═════ Exercise inputs ═════

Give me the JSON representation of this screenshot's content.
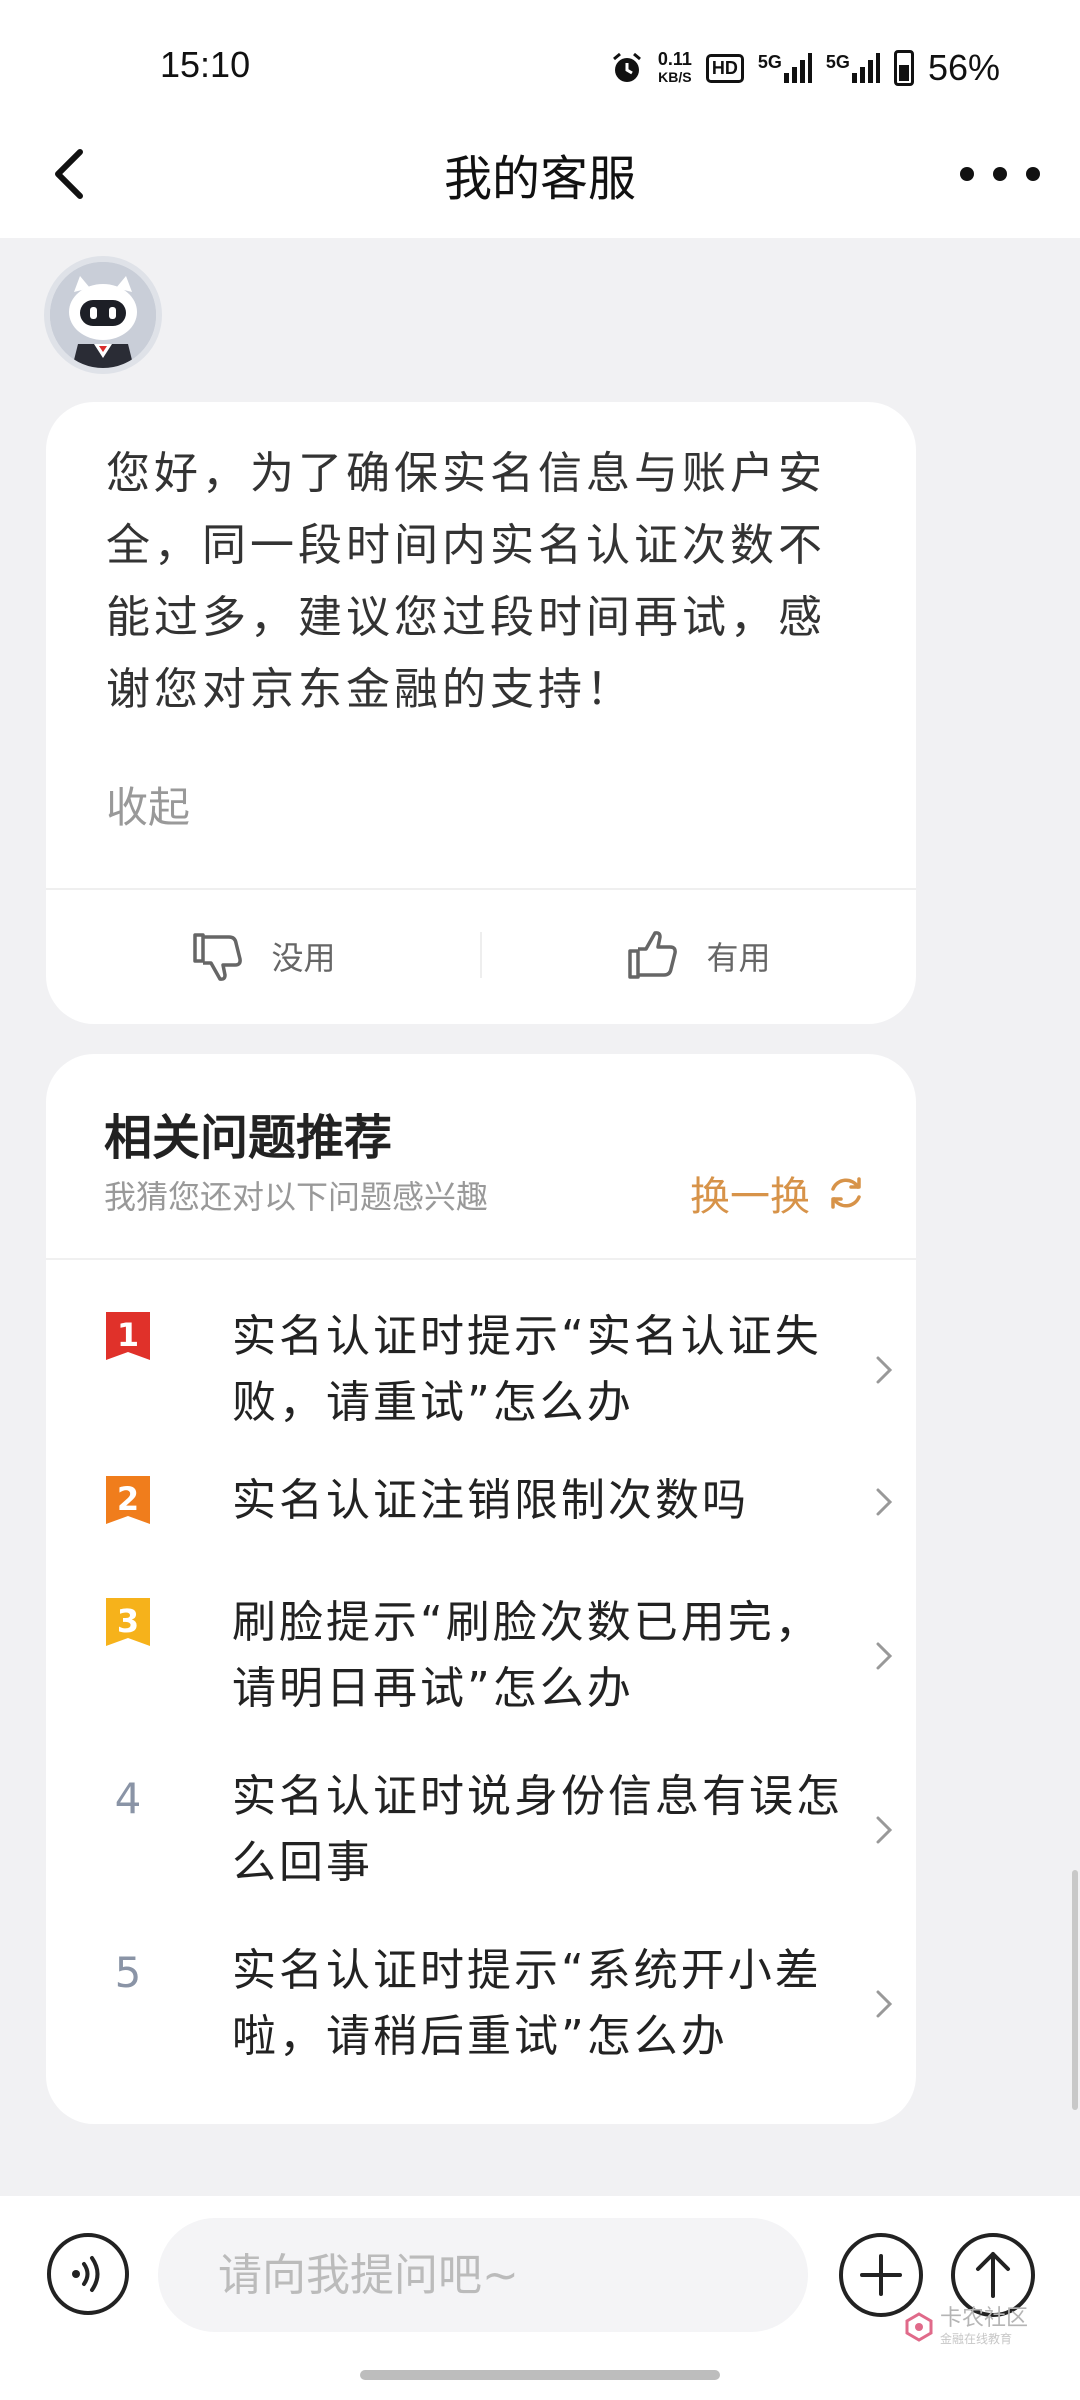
{
  "status_bar": {
    "time": "15:10",
    "net_speed_value": "0.11",
    "net_speed_unit": "KB/S",
    "hd_label": "HD",
    "signal_1": "5G",
    "signal_2": "5G",
    "battery": "56%"
  },
  "nav": {
    "title": "我的客服"
  },
  "message": {
    "text": "您好，为了确保实名信息与账户安全，同一段时间内实名认证次数不能过多，建议您过段时间再试，感谢您对京东金融的支持！",
    "collapse_label": "收起",
    "unhelpful_label": "没用",
    "helpful_label": "有用"
  },
  "related": {
    "title": "相关问题推荐",
    "subtitle": "我猜您还对以下问题感兴趣",
    "refresh_label": "换一换",
    "questions": [
      {
        "rank": "1",
        "text": "实名认证时提示“实名认证失败，请重试”怎么办"
      },
      {
        "rank": "2",
        "text": "实名认证注销限制次数吗"
      },
      {
        "rank": "3",
        "text": "刷脸提示“刷脸次数已用完，请明日再试”怎么办"
      },
      {
        "rank": "4",
        "text": "实名认证时说身份信息有误怎么回事"
      },
      {
        "rank": "5",
        "text": "实名认证时提示“系统开小差啦，请稍后重试”怎么办"
      }
    ],
    "rank_colors": [
      "#e0312a",
      "#f07d1c",
      "#f6b21b"
    ]
  },
  "input": {
    "placeholder": "请向我提问吧~"
  },
  "watermark": {
    "main": "卡农社区",
    "sub": "金融在线教育"
  },
  "colors": {
    "accent": "#d79349",
    "background": "#f1f1f3"
  }
}
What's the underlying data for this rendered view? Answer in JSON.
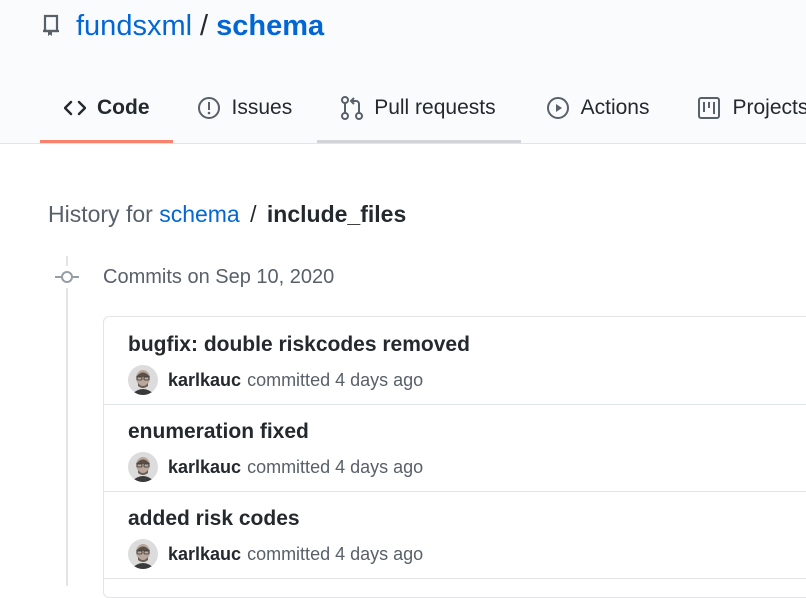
{
  "repo": {
    "owner": "fundsxml",
    "separator": "/",
    "name": "schema"
  },
  "tabs": [
    {
      "label": "Code",
      "icon": "code-icon"
    },
    {
      "label": "Issues",
      "icon": "issue-opened-icon"
    },
    {
      "label": "Pull requests",
      "icon": "git-pull-request-icon"
    },
    {
      "label": "Actions",
      "icon": "play-icon"
    },
    {
      "label": "Projects",
      "icon": "project-icon"
    }
  ],
  "history": {
    "prefix": "History for",
    "repo_link": "schema",
    "separator": "/",
    "path": "include_files"
  },
  "commit_group": {
    "date_label": "Commits on Sep 10, 2020"
  },
  "commits": [
    {
      "message": "bugfix: double riskcodes removed",
      "author": "karlkauc",
      "action": "committed",
      "time": "4 days ago"
    },
    {
      "message": "enumeration fixed",
      "author": "karlkauc",
      "action": "committed",
      "time": "4 days ago"
    },
    {
      "message": "added risk codes",
      "author": "karlkauc",
      "action": "committed",
      "time": "4 days ago"
    }
  ],
  "colors": {
    "link": "#0366d6",
    "active_tab_underline": "#f9826c",
    "muted_text": "#586069",
    "border": "#e1e4e8"
  }
}
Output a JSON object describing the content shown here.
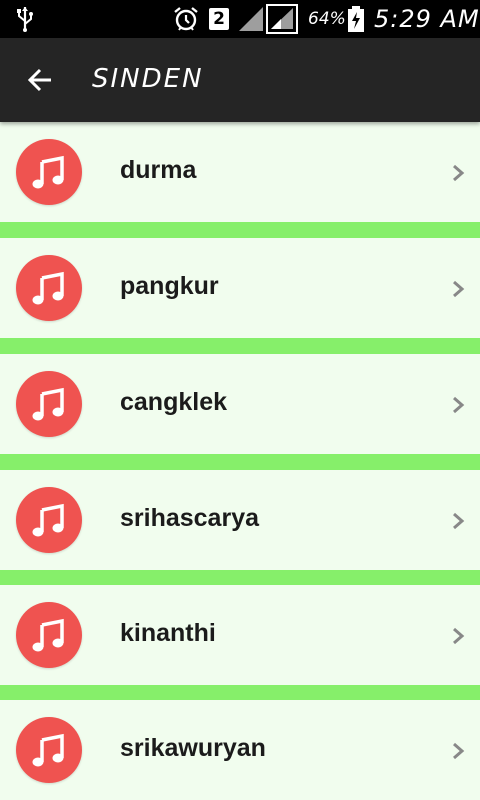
{
  "status_bar": {
    "sim_label": "2",
    "battery_percent": "64%",
    "time": "5:29 AM"
  },
  "app_bar": {
    "title": "SINDEN"
  },
  "items": [
    {
      "label": "durma"
    },
    {
      "label": "pangkur"
    },
    {
      "label": "cangklek"
    },
    {
      "label": "srihascarya"
    },
    {
      "label": "kinanthi"
    },
    {
      "label": "srikawuryan"
    }
  ],
  "colors": {
    "divider_green": "#86ef6a",
    "item_background": "#f1fdee",
    "icon_circle": "#ef5350",
    "app_bar": "#252525"
  }
}
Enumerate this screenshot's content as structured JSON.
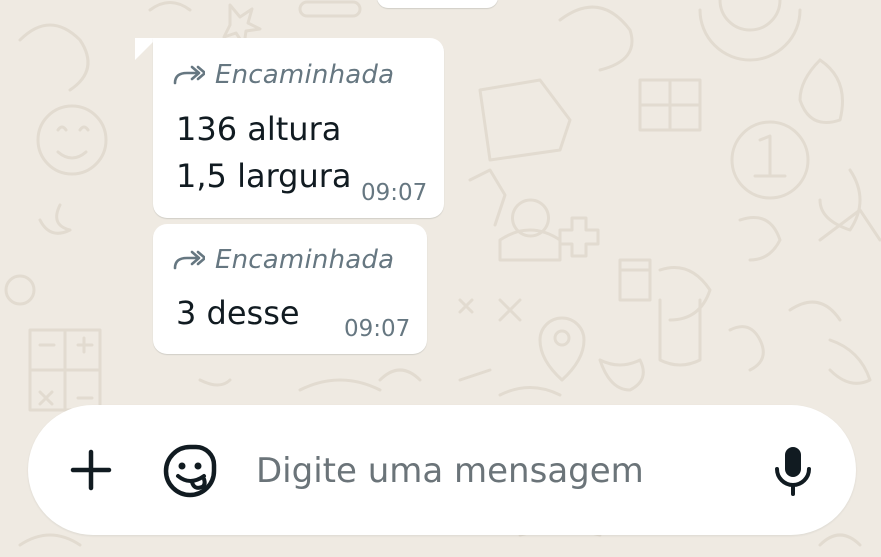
{
  "theme": {
    "chat_background": "#efeae2",
    "bubble_color": "#ffffff",
    "meta_text_color": "#667781",
    "message_text_color": "#111b21"
  },
  "messages": [
    {
      "forwarded_label": "Encaminhada",
      "forward_icon": "forward-arrow-icon",
      "lines": [
        "136 altura",
        "1,5 largura"
      ],
      "time": "09:07"
    },
    {
      "forwarded_label": "Encaminhada",
      "forward_icon": "forward-arrow-icon",
      "lines": [
        "3 desse"
      ],
      "time": "09:07"
    }
  ],
  "composer": {
    "placeholder": "Digite uma mensagem",
    "value": "",
    "attach_icon": "plus-icon",
    "sticker_icon": "sticker-icon",
    "mic_icon": "microphone-icon"
  }
}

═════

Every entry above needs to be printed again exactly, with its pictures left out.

• Written solution
Give me the JSON representation of this screenshot's content.
{
  "status_bar": {
    "time": "15:10",
    "net_speed_value": "0.11",
    "net_speed_unit": "KB/S",
    "hd_label": "HD",
    "signal_1": "5G",
    "signal_2": "5G",
    "battery": "56%"
  },
  "nav": {
    "title": "我的客服"
  },
  "message": {
    "text": "您好，为了确保实名信息与账户安全，同一段时间内实名认证次数不能过多，建议您过段时间再试，感谢您对京东金融的支持！",
    "collapse_label": "收起",
    "unhelpful_label": "没用",
    "helpful_label": "有用"
  },
  "related": {
    "title": "相关问题推荐",
    "subtitle": "我猜您还对以下问题感兴趣",
    "refresh_label": "换一换",
    "questions": [
      {
        "rank": "1",
        "text": "实名认证时提示“实名认证失败，请重试”怎么办"
      },
      {
        "rank": "2",
        "text": "实名认证注销限制次数吗"
      },
      {
        "rank": "3",
        "text": "刷脸提示“刷脸次数已用完，请明日再试”怎么办"
      },
      {
        "rank": "4",
        "text": "实名认证时说身份信息有误怎么回事"
      },
      {
        "rank": "5",
        "text": "实名认证时提示“系统开小差啦，请稍后重试”怎么办"
      }
    ],
    "rank_colors": [
      "#e0312a",
      "#f07d1c",
      "#f6b21b"
    ]
  },
  "input": {
    "placeholder": "请向我提问吧~"
  },
  "watermark": {
    "main": "卡农社区",
    "sub": "金融在线教育"
  },
  "colors": {
    "accent": "#d79349",
    "background": "#f1f1f3"
  }
}
What's the underlying data for this rendered view? Answer in JSON.
{
  "repo": {
    "owner": "fundsxml",
    "separator": "/",
    "name": "schema"
  },
  "tabs": [
    {
      "label": "Code",
      "icon": "code-icon"
    },
    {
      "label": "Issues",
      "icon": "issue-opened-icon"
    },
    {
      "label": "Pull requests",
      "icon": "git-pull-request-icon"
    },
    {
      "label": "Actions",
      "icon": "play-icon"
    },
    {
      "label": "Projects",
      "icon": "project-icon"
    }
  ],
  "history": {
    "prefix": "History for",
    "repo_link": "schema",
    "separator": "/",
    "path": "include_files"
  },
  "commit_group": {
    "date_label": "Commits on Sep 10, 2020"
  },
  "commits": [
    {
      "message": "bugfix: double riskcodes removed",
      "author": "karlkauc",
      "action": "committed",
      "time": "4 days ago"
    },
    {
      "message": "enumeration fixed",
      "author": "karlkauc",
      "action": "committed",
      "time": "4 days ago"
    },
    {
      "message": "added risk codes",
      "author": "karlkauc",
      "action": "committed",
      "time": "4 days ago"
    }
  ],
  "colors": {
    "link": "#0366d6",
    "active_tab_underline": "#f9826c",
    "muted_text": "#586069",
    "border": "#e1e4e8"
  }
}
Output a JSON object describing the content shown here.
{
  "status_bar": {
    "sim_label": "2",
    "battery_percent": "64%",
    "time": "5:29 AM"
  },
  "app_bar": {
    "title": "SINDEN"
  },
  "items": [
    {
      "label": "durma"
    },
    {
      "label": "pangkur"
    },
    {
      "label": "cangklek"
    },
    {
      "label": "srihascarya"
    },
    {
      "label": "kinanthi"
    },
    {
      "label": "srikawuryan"
    }
  ],
  "colors": {
    "divider_green": "#86ef6a",
    "item_background": "#f1fdee",
    "icon_circle": "#ef5350",
    "app_bar": "#252525"
  }
}
Enumerate this screenshot's content as structured JSON.
{
  "theme": {
    "chat_background": "#efeae2",
    "bubble_color": "#ffffff",
    "meta_text_color": "#667781",
    "message_text_color": "#111b21"
  },
  "messages": [
    {
      "forwarded_label": "Encaminhada",
      "forward_icon": "forward-arrow-icon",
      "lines": [
        "136 altura",
        "1,5 largura"
      ],
      "time": "09:07"
    },
    {
      "forwarded_label": "Encaminhada",
      "forward_icon": "forward-arrow-icon",
      "lines": [
        "3 desse"
      ],
      "time": "09:07"
    }
  ],
  "composer": {
    "placeholder": "Digite uma mensagem",
    "value": "",
    "attach_icon": "plus-icon",
    "sticker_icon": "sticker-icon",
    "mic_icon": "microphone-icon"
  }
}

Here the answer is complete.